Beginners guide to running a half marathon

The countdown is on to the Sheffield ½ marathon or the Yorkshire ½ marathon as it’s now known. Hopefully your training is well under way but just in case here are a few pointers to help you along the way.

If you’re a regular runner i.e running 5km 2-3 times a week then 3 months is a realistic time frame to safely increase your mileage to half marathon distance. If you’re a complete running novice, then it’s probably better to build up slowly for 3 – 6 months prior to embarking on a half marathon training programme.

 Charlie enjoying 1:45 1/2 marathon PB in Edinburgh

Charlie enjoying 1:45 1/2 marathon PB in Edinburgh

Pick the right training programme for you

There are a lot of training schedules out there and we mean A LOT! Which one you chose is entirely up to you but as a beginner pick one that is realistic. Ideally pick one which includes running no more than 3 times a week. Running any more frequently will increase recovery time and potentially increase your risk of injury.

Whilst at this stage you may think that a variety of different training doesn’t apply to you, try to include some speed/interval training as well as your long runs. A varied/purposeful  training schedule will help keep you motivated, increase your fitness and help to reduce overload on soft tissue.

Obey the 10% rule

Never increase your weekly mileage by more than 10 % on the previous week. The majority of running injuries we see at Fit4-Physio are from training error and then mostly from those runners trying to increase their mileage too quickly or panicking if they’ve missed a run through other commitments, injury or illness. Stick to your training plan and don’t worry if you’ve missed a run, playing catch up will almost certainly end badly.

Listen to your body

It’s more than likely you are going to encounter a setback during half marathon training especially in the winter. This is inevitable and most training programmes are designed to accommodate this. If you’re feeling under the weather, then back off and get extra rest before easing back into the schedule gradually.

Avoid letting any little niggles or aches and pains get the better of you and turning into injuries. If the pain is persisting or worsening and not easing with conservative management then seek advice.  There’s no need to lose fitness when injured. If you need to take time out from running then replace it with other aerobic activity allowing you to hit the ground running when you’re fit again.

Recover well

Factors that will influence your recovery include stretching, hydration and sleep. Ideally stretch and use a foam roller after every run and on the days you don’t run set aside specific time for a longer stretch. Not only will it help you feel better but will hopefully avoid any tightness and injuries.

Sleep is an often overlooked element of recovery especially when you are trying to juggle work, family and life as well as training for a half marathon. Your body repairs itself when you are sleeping so make sure you get the sleep you need during your training and run up to your event.

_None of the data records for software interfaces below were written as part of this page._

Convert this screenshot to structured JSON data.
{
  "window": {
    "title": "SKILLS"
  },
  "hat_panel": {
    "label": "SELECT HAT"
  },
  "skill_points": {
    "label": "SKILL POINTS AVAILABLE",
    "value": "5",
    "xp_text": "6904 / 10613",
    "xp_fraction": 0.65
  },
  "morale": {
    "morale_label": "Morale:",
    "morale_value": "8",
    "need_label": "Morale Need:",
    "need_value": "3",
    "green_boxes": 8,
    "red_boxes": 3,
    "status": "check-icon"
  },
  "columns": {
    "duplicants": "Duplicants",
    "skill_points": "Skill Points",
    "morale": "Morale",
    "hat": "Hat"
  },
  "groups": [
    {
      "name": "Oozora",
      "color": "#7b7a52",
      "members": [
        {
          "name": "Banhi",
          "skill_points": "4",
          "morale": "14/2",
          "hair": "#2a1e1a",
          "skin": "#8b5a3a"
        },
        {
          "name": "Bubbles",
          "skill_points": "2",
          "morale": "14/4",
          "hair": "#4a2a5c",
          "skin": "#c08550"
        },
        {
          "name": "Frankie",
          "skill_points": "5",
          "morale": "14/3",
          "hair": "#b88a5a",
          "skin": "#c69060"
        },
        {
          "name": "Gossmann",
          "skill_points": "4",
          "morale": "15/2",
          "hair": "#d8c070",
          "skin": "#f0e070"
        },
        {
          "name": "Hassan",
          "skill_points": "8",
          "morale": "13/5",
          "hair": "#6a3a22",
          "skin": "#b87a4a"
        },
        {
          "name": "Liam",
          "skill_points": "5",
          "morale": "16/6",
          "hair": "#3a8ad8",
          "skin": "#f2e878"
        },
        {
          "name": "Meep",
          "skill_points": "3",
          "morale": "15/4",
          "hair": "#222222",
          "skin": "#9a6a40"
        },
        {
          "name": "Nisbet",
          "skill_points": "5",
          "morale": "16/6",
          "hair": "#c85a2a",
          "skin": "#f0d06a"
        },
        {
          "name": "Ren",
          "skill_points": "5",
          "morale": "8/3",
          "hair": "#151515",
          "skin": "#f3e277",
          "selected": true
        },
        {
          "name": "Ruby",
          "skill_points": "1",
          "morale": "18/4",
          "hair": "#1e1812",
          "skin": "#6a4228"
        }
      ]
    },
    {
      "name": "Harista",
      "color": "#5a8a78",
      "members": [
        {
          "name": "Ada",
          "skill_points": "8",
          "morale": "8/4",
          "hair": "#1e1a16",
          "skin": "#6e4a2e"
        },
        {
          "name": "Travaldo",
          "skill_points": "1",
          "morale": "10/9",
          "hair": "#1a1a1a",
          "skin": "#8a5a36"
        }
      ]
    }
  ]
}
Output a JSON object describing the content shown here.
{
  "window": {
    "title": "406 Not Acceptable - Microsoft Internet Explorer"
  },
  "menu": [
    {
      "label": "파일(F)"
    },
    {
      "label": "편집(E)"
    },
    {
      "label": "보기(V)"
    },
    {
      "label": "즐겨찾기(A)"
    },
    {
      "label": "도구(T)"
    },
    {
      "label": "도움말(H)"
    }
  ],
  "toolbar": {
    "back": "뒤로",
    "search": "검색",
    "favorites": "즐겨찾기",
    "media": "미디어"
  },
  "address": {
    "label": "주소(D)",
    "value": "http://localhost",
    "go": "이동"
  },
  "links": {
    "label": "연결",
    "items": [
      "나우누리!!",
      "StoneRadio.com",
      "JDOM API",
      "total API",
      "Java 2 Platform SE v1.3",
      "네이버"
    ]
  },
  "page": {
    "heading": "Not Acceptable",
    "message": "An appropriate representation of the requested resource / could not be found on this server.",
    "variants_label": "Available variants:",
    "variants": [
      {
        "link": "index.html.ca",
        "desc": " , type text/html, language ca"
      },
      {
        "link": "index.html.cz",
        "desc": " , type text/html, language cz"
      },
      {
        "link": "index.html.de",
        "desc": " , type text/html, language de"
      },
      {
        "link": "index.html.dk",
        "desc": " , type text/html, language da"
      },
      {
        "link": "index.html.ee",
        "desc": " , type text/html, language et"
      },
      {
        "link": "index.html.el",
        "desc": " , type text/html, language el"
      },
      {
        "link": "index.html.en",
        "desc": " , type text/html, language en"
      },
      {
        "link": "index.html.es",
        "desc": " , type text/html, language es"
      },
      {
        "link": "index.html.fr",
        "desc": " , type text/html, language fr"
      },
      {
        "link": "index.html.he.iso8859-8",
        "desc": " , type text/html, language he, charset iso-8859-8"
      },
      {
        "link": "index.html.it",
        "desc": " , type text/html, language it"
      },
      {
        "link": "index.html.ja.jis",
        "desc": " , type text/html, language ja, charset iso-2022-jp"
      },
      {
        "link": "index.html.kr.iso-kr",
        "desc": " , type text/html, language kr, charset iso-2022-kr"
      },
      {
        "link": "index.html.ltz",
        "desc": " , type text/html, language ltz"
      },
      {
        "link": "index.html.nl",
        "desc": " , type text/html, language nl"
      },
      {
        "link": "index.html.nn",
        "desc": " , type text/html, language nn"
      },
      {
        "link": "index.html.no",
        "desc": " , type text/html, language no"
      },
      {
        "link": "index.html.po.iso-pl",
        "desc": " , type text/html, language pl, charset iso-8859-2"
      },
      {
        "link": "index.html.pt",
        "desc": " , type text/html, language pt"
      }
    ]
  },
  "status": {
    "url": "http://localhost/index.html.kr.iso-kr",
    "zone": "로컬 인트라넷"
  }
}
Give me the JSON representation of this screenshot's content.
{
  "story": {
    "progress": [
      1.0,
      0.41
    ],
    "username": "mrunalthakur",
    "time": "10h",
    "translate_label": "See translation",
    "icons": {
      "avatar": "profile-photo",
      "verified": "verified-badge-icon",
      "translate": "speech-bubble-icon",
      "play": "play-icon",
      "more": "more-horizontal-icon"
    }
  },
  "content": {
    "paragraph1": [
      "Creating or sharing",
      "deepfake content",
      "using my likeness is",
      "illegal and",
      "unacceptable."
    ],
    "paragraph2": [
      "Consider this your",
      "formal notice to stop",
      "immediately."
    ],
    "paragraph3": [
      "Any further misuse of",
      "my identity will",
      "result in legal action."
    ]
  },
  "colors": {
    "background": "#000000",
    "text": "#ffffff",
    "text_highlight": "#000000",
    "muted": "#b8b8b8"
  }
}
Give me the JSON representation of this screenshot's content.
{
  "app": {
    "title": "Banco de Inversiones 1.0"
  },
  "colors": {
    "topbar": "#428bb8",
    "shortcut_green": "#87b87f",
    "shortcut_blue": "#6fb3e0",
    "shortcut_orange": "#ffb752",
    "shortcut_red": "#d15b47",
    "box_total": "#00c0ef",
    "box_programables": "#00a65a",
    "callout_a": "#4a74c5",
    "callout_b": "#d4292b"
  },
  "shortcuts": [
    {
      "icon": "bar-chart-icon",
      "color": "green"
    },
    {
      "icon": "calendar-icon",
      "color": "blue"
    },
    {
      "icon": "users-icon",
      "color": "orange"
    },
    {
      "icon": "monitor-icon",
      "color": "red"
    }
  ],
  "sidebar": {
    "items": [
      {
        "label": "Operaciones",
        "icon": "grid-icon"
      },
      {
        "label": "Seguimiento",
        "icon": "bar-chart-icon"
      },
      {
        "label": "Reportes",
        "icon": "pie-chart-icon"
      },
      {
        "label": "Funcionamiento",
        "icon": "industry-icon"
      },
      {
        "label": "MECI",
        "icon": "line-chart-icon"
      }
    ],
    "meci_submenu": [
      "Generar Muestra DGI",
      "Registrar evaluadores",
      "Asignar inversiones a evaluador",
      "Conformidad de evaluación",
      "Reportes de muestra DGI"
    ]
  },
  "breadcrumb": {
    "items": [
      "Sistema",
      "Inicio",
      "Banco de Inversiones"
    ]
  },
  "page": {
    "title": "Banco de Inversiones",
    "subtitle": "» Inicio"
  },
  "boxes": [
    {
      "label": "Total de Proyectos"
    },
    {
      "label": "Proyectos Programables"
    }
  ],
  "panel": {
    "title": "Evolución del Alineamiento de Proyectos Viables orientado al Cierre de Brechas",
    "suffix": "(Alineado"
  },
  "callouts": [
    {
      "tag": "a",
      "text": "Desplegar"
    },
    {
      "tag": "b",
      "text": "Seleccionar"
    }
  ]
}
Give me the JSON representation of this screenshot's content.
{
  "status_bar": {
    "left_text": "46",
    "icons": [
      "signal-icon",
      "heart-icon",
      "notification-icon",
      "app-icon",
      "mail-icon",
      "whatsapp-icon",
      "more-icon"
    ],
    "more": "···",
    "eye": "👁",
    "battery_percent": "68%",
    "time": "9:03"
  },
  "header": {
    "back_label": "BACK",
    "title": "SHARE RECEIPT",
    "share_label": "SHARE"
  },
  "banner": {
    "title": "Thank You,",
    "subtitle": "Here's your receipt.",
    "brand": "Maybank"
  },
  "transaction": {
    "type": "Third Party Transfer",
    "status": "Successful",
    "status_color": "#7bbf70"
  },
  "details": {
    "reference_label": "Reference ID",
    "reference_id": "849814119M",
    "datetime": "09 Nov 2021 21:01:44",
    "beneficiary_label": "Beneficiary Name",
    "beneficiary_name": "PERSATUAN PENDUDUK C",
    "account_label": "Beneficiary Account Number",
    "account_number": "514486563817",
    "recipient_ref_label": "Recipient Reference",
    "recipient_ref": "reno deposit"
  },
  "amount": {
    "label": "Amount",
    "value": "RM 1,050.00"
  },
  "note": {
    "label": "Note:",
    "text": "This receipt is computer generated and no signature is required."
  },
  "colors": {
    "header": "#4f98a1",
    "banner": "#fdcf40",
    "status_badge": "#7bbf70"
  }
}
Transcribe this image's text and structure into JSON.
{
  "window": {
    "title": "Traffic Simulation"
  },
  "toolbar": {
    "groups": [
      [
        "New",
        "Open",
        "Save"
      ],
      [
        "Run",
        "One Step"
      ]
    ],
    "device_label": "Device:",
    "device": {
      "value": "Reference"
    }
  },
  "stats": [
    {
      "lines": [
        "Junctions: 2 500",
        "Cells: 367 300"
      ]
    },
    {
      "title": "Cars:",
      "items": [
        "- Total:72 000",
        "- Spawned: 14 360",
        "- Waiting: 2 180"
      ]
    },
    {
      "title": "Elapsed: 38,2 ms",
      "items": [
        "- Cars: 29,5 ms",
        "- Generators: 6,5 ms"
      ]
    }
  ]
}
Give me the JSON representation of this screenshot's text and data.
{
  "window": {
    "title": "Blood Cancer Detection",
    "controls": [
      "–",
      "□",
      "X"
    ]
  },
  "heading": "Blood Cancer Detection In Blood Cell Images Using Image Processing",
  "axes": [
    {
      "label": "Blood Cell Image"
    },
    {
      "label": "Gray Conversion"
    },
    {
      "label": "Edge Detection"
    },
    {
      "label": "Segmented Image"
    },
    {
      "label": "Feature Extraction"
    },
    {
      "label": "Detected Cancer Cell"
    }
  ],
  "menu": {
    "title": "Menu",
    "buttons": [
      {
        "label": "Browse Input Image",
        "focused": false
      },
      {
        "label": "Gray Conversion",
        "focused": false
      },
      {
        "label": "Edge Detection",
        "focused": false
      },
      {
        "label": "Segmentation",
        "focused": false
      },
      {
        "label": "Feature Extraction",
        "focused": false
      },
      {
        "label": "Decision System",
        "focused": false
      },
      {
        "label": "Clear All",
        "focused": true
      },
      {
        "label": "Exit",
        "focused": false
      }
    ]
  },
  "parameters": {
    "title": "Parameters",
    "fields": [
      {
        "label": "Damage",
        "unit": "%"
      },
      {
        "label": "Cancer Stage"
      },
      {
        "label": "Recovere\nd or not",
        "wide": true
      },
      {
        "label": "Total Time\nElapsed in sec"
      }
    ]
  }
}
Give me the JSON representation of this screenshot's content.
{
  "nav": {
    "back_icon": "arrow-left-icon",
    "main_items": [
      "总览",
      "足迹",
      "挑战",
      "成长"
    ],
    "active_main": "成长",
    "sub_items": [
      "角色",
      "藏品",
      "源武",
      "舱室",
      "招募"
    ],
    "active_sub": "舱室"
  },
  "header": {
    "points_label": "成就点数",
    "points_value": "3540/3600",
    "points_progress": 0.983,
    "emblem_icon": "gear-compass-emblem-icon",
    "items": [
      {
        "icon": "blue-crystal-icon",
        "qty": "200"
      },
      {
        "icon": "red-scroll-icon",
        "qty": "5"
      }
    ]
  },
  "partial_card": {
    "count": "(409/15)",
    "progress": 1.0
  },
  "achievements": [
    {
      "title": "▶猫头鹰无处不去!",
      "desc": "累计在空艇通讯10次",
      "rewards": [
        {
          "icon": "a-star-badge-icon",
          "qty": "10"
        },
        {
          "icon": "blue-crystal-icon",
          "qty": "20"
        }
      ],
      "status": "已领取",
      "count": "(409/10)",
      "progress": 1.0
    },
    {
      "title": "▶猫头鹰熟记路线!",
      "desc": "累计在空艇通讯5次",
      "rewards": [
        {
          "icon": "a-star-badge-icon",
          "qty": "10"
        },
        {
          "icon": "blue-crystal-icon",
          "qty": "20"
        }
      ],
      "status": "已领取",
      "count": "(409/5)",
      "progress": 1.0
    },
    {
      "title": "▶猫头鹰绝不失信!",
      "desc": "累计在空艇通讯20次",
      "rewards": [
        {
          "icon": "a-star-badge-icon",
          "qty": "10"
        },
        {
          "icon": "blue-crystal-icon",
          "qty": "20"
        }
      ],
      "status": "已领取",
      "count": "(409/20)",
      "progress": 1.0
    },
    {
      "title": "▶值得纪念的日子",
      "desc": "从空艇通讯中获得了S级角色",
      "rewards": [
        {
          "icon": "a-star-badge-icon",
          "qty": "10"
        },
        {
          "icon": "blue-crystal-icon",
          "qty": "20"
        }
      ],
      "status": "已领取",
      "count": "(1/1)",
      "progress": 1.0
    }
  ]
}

For complete recovery, factor a sports massage into your training. Aim for every 4-6 weeks during your training and once after the big day. The benefits of a good sports massage could help injury at bay and allow you to train and recover better.

 Chocolate milk - the ultimate recovery!

Chocolate milk - the ultimate recovery!

Cross train

Runners often tend to be one trick ponies and shy away from any other form of exercise. However when training for a half marathon it’s never been more important to do some form of strength training to help your body cope with the demands of training, increase speed (yes really!) and reduce risk of injury. Aim for functional exercises such as walking lunges, squats and wood chops.

Be flexible with your training

Build exercise into your daily routine to save time. Break sessions into two shorter runs if you don’t have time for one long session. Alternatively think about running to or from work to build your training into your day.

Find a friend

Encourage friends to run with you. Even if they aren’t training for the half marathon, a little company goes a long way when you start building those long training runs up.

Not entered yet? Registration is still open for Yorkshire Half Marathon

If you need any more help and advice on getting to the start line on April 16th then get in touch at info@fit4-physio.co.uk or call us on 07938 680320

 Faithful running partner (and BIL) Coops!

Faithful running partner (and BIL) Coops!